Rivington Arms; December 11 2008 - January 25 2009
In the center of Uri Aran’s Geraniums, a wooden dresser tilts forward at an angle, drawers out and cabinet doors aslant. Emerging from the trunk’s center, like an impossibly long keyboard tray, is a fake, flat-screen “aquarium,” a motorized roll of plastic scrolling brightly printed fish along an ultramarine background. The scene is at once random, like a castoff in an alley, and eerily deliberate, as if we have walked in on a botched crime scene or the results of some odd design experiment. This curious blend of precariousness and pregnant possibility characterizes the show as a whole: things, tipped over; words, repeated; objects, askew. Something has happened, and we are facing the aftereffects, like so many visual clues and thematic resonances to piece together.
The first solo show for this Israeli-born New York artist, Geraniums is also the swan song of Lower East Side pioneer Rivington Arms, which closed its doors at the end of January. Arriving in 2002 at Rivington Street, it was one of the first of the galleries that pursued a spot in the Lower East Side at the beginning of the decade. That “renaissance” (Rivington Arms opened around the same time as galleries like Maccarone, Canada, Participant, Inc, and others) embraced an ethos of risk and energy ostensibly missing from the more established Chelsea venues. Aran’s Geraniums, a strong if at times constricted first show, continues in that tradition.
The surreal quality of Aran’s dresser-with-fishtank recurs throughout, in works like Untitled (Bus) (2008), where a photo of a dolphin is glazed onto a mirror, or Dogs and Cats (2008), with its hairy coconut nested into a red and white teacup and brushed with acrylic paint. But Aran’s strain of surrealism has more in common with Duchampian gamesmanship than with the fetish objects of Man Ray or Oppenheim. Repeated shapes and things (circles, spheres, cookies, flames, coconuts) weave a trail of familiar but indecipherable signposts. Along the plywood back of the dresser, circular holes are occasionally plugged with chocolate chip cookies, resembling a beehive or a mancala board, and a flaccid plasticine “fish” flops itself over a wooden knob. These arrangements, absurd yet recurrent, imply a set of rules or reasons, but ones we don’t have access to.
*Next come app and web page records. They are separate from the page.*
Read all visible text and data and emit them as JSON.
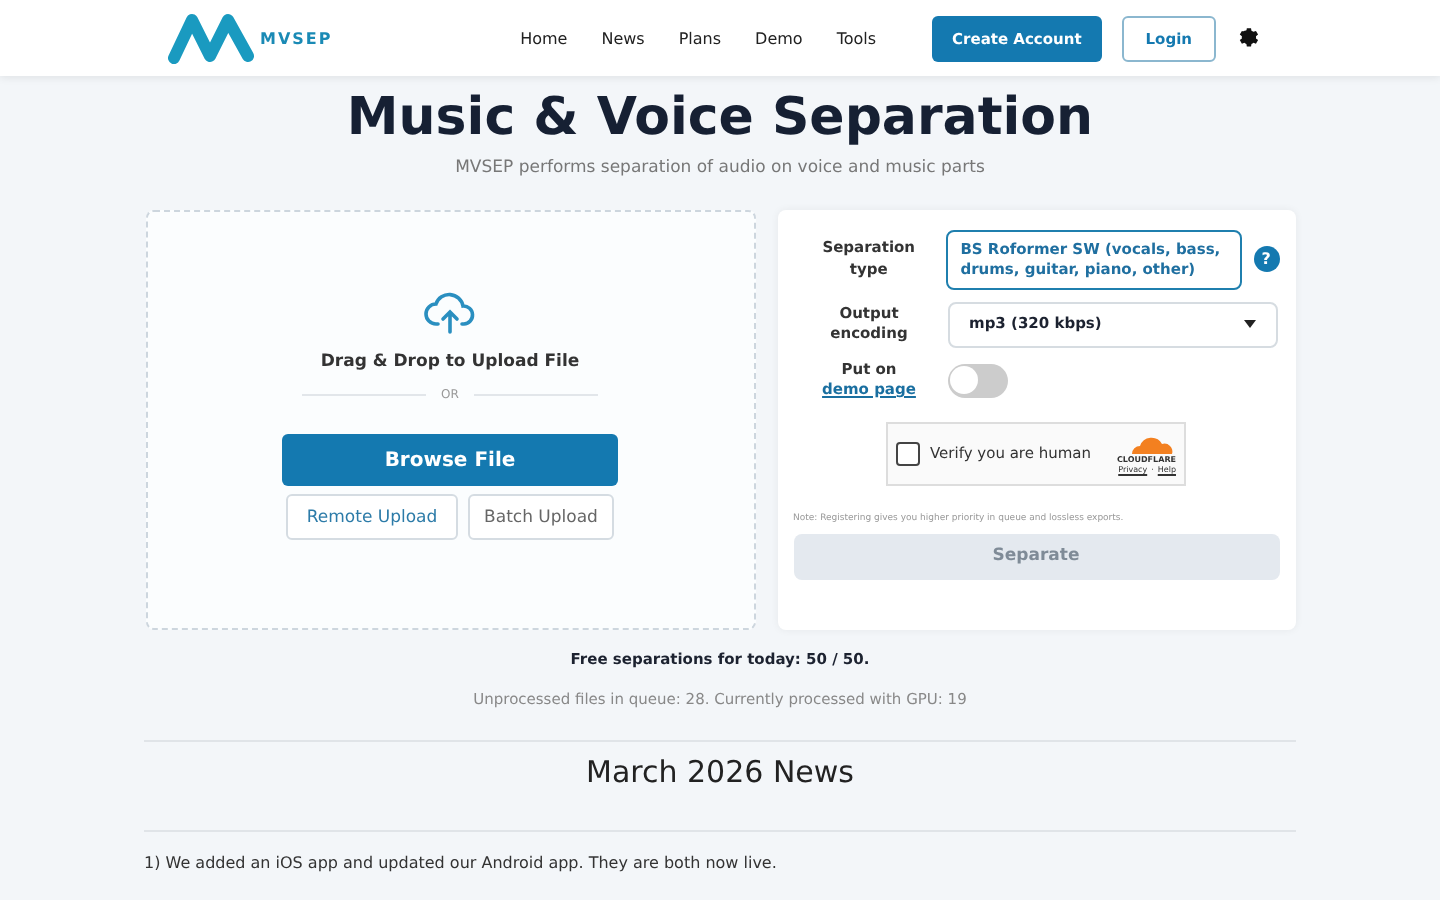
{
  "header": {
    "logo_text": "MVSEP",
    "nav": [
      {
        "label": "Home"
      },
      {
        "label": "News"
      },
      {
        "label": "Plans"
      },
      {
        "label": "Demo"
      },
      {
        "label": "Tools"
      }
    ],
    "create_account": "Create Account",
    "login": "Login"
  },
  "title": "Music & Voice Separation",
  "subtitle": "MVSEP performs separation of audio on voice and music parts",
  "upload": {
    "drop_text": "Drag & Drop to Upload File",
    "or": "OR",
    "browse": "Browse File",
    "remote": "Remote Upload",
    "batch": "Batch Upload"
  },
  "form": {
    "sep_label": "Separation type",
    "sep_value": "BS Roformer SW (vocals, bass, drums, guitar, piano, other)",
    "help": "?",
    "enc_label": "Output encoding",
    "enc_value": "mp3 (320 kbps)",
    "demo_label": "Put on",
    "demo_link": "demo page",
    "demo_on": false,
    "captcha": {
      "label": "Verify you are human",
      "brand": "CLOUDFLARE",
      "privacy": "Privacy",
      "sep": "·",
      "help": "Help",
      "checked": false
    },
    "note": "Note: Registering gives you higher priority in queue and lossless exports.",
    "separate": "Separate",
    "separate_disabled": true
  },
  "free": "Free separations for today: 50 / 50.",
  "queue": "Unprocessed files in queue: 28. Currently processed with GPU: 19",
  "news_title": "March 2026 News",
  "news_items": [
    "1) We added an iOS app and updated our Android app. They are both now live."
  ]
}
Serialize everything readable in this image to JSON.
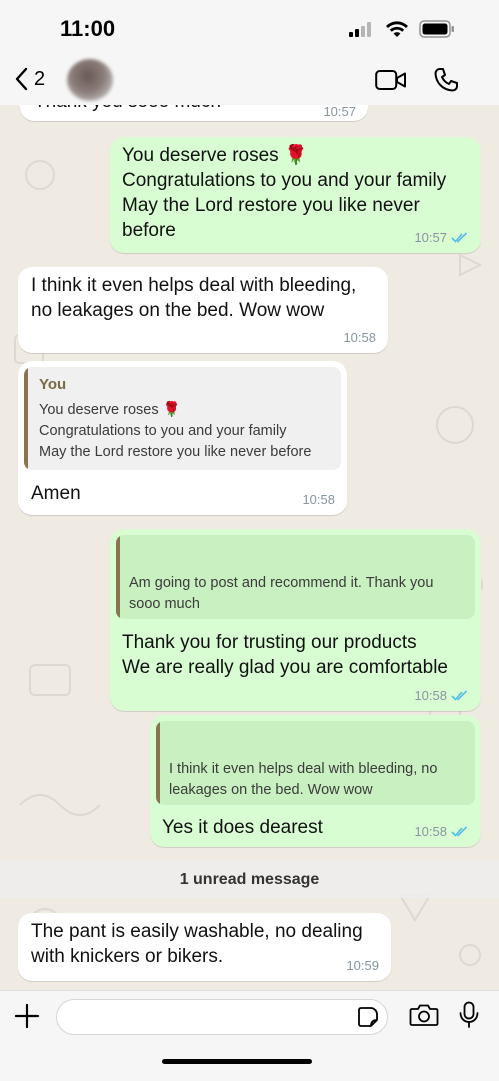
{
  "status_bar": {
    "time": "11:00"
  },
  "header": {
    "back_count": "2"
  },
  "messages": [
    {
      "type": "incoming",
      "text": "Thank you sooo much",
      "time": "10:57"
    },
    {
      "type": "outgoing",
      "text": "You deserve roses 🌹\nCongratulations to you and your family\nMay the Lord restore you like never before",
      "time": "10:57",
      "status": "read"
    },
    {
      "type": "incoming",
      "text": "I think it even helps deal with bleeding,\nno leakages on the bed. Wow wow",
      "time": "10:58"
    },
    {
      "type": "incoming",
      "quote_author": "You",
      "quote_text": "You deserve roses 🌹\nCongratulations to you and your family\nMay the Lord restore you like never before",
      "text": "Amen",
      "time": "10:58"
    },
    {
      "type": "outgoing",
      "quote_text": "Am going to post and recommend it. Thank you\nsooo much",
      "text": "Thank you for trusting our products\nWe are really glad you are comfortable",
      "time": "10:58",
      "status": "read"
    },
    {
      "type": "outgoing",
      "quote_text": "I think it even helps deal with bleeding, no\nleakages on the bed. Wow wow",
      "text": "Yes it does dearest",
      "time": "10:58",
      "status": "read"
    }
  ],
  "unread_divider": "1 unread message",
  "last_message": {
    "type": "incoming",
    "text": "The pant is easily washable, no dealing\nwith knickers or bikers.",
    "time": "10:59"
  },
  "composer": {
    "placeholder": ""
  },
  "icons": {
    "back": "chevron-left-icon",
    "video": "video-call-icon",
    "call": "phone-icon",
    "add": "plus-icon",
    "sticker": "sticker-icon",
    "camera": "camera-icon",
    "mic": "microphone-icon"
  },
  "colors": {
    "outgoing_bubble": "#d9fdd3",
    "incoming_bubble": "#ffffff",
    "read_ticks": "#53bdeb",
    "chat_bg": "#efeae2"
  }
}
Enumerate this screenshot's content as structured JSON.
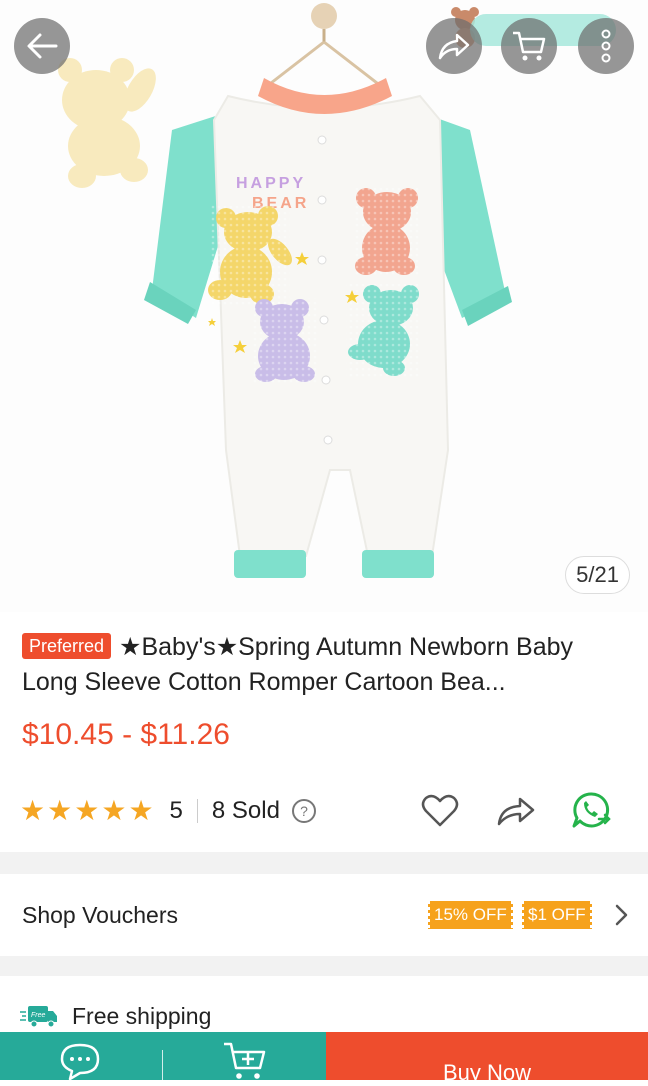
{
  "gallery": {
    "image_label": "Baby romper with bear print",
    "print_text_line1": "HAPPY",
    "print_text_line2": "BEAR",
    "counter": "5/21"
  },
  "product": {
    "badge": "Preferred",
    "title": "★Baby's★Spring Autumn Newborn Baby Long Sleeve Cotton Romper Cartoon Bea...",
    "price": "$10.45 - $11.26",
    "rating": "5",
    "rating_stars": 5,
    "sold": "8 Sold"
  },
  "vouchers": {
    "label": "Shop Vouchers",
    "tags": [
      "15% OFF",
      "$1 OFF"
    ]
  },
  "shipping": {
    "icon_badge": "Free",
    "label": "Free shipping"
  },
  "bottom_bar": {
    "buy_now": "Buy Now"
  },
  "colors": {
    "brand": "#ee4d2d",
    "teal": "#26aa99",
    "star": "#f5a623",
    "voucher": "#f6a21c"
  },
  "icons": [
    "back-arrow-icon",
    "share-icon",
    "cart-icon",
    "more-icon",
    "help-icon",
    "heart-icon",
    "share-icon",
    "whatsapp-icon",
    "chevron-right-icon",
    "truck-icon",
    "chat-icon",
    "add-to-cart-icon"
  ]
}
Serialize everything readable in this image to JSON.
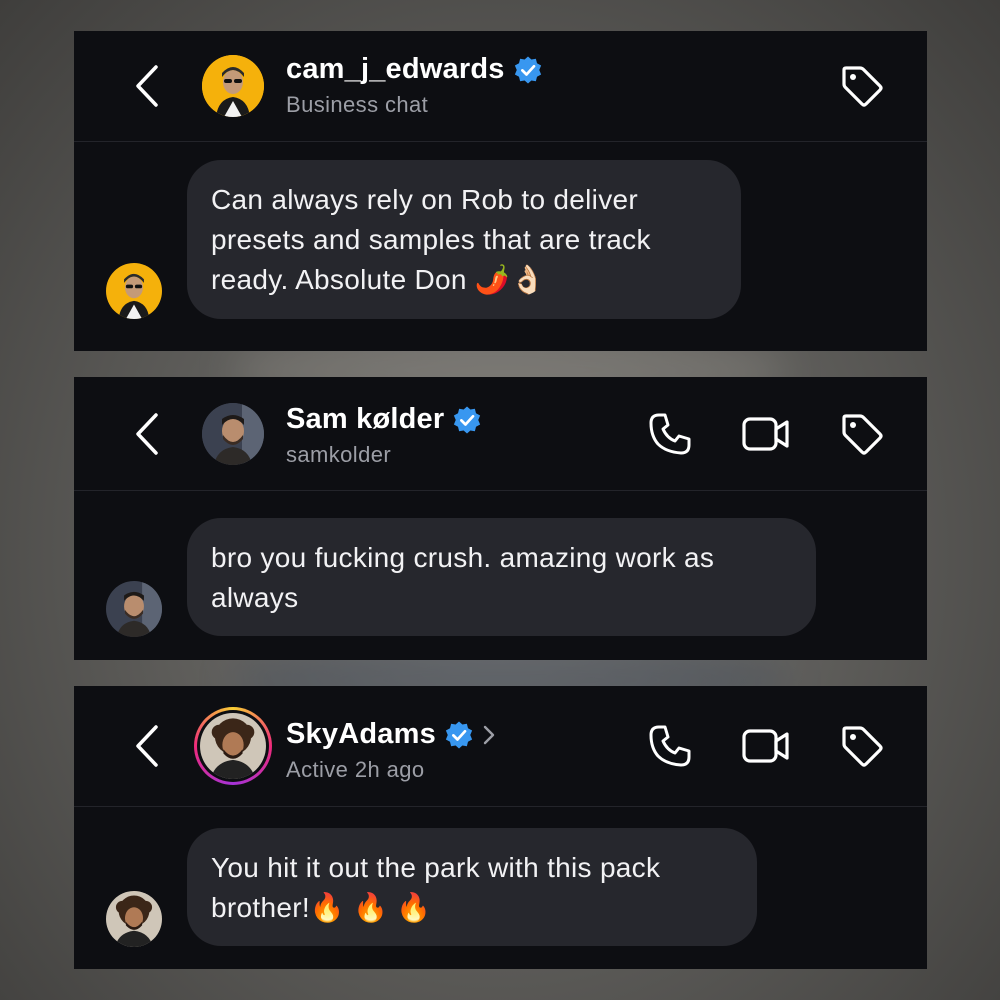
{
  "chats": [
    {
      "header": {
        "name": "cam_j_edwards",
        "subtitle": "Business chat",
        "avatar_icon": "avatar-photo-sunglasses",
        "verified_icon": "verified-badge-icon"
      },
      "message": {
        "text": "Can always rely on Rob to deliver presets and samples that are track ready. Absolute Don 🌶️👌🏻"
      }
    },
    {
      "header": {
        "name": "Sam kølder",
        "subtitle": "samkolder",
        "avatar_icon": "avatar-photo-beard",
        "verified_icon": "verified-badge-icon"
      },
      "message": {
        "text": "bro you fucking crush. amazing work as always"
      }
    },
    {
      "header": {
        "name": "SkyAdams",
        "subtitle": "Active 2h ago",
        "avatar_icon": "avatar-photo-curly-hair",
        "verified_icon": "verified-badge-icon",
        "story_ring": true
      },
      "message": {
        "text": "You hit it out the park with this pack brother!🔥 🔥 🔥"
      }
    }
  ],
  "colors": {
    "verified": "#3897f0",
    "card_bg": "#0d0e12",
    "bubble_bg": "#26272d",
    "subtitle": "#9c9ea6"
  }
}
This area between the familiar and the obscure is fertile territory for Aran. In a short untitled video, a man before a recording mic improvises on the artist’s off-screen instructions: “Baryshnikov is the best dancer in the world,” he intones. “Baryshnikov is the best dancer I have ever seen.” “Baryshnikov is the greatest of dancers.” Et cetera. In this distressing and tedious repetition, the words become something very different from their linguistic meaning. Aran is adept at locating those connection points where things and their names, or objects and their representations, overlap, and in worrying at them until the categories begin to sag and pull apart. The assembled cue balls in Untitled (Bus), stuck with glaze to a tabletop and labeled “BUS” with short strips of embossing tape, perform a similar shift in register. They are simultaneously a still life, a set of “real” objects, a mapped diagram, and an outlandish—and patently false—metaphor. Sited below the dolphin-mirror (and punctuated by a set of false eyelashes), they even begin to look like personal vanity objects.
What gives the show its distinctive character is this very sense of home, or even homeliness, that clings to so many of the objects and arrangements. They are decidedly plain and ordinary: an old dresser, a canister of fish food, chocolate chip cookies. Even the more exotic coconuts have an air of use and handling about them, touched up with acrylic or cut open and glued back together. Take an object, do something to it, do something else to it: but where Jasper Johns’s dictum soars for the conceptual, Aran heads straight for the domestic, implicating not only object and illusion, but all the networks of language, habit, routine, and affection with which we surround the material stuff of our lives.
The result is both compelling and a little claustrophobic. We are like voyeurs, venturing into a space or a ritual we recognize faintly but do not comprehend. Aran’s insistently banal and resolutely personal absurdities forge an experience that is by turns tedious, maddeningly opaque, and drolly magnificent. With its last show, Rivington Arms demonstrates that the work it has done in fostering these young artists will continue long after their doors have shut.
Emily Warner is a New York-based critic and writer, and former Editorial Intern at NYFA Current.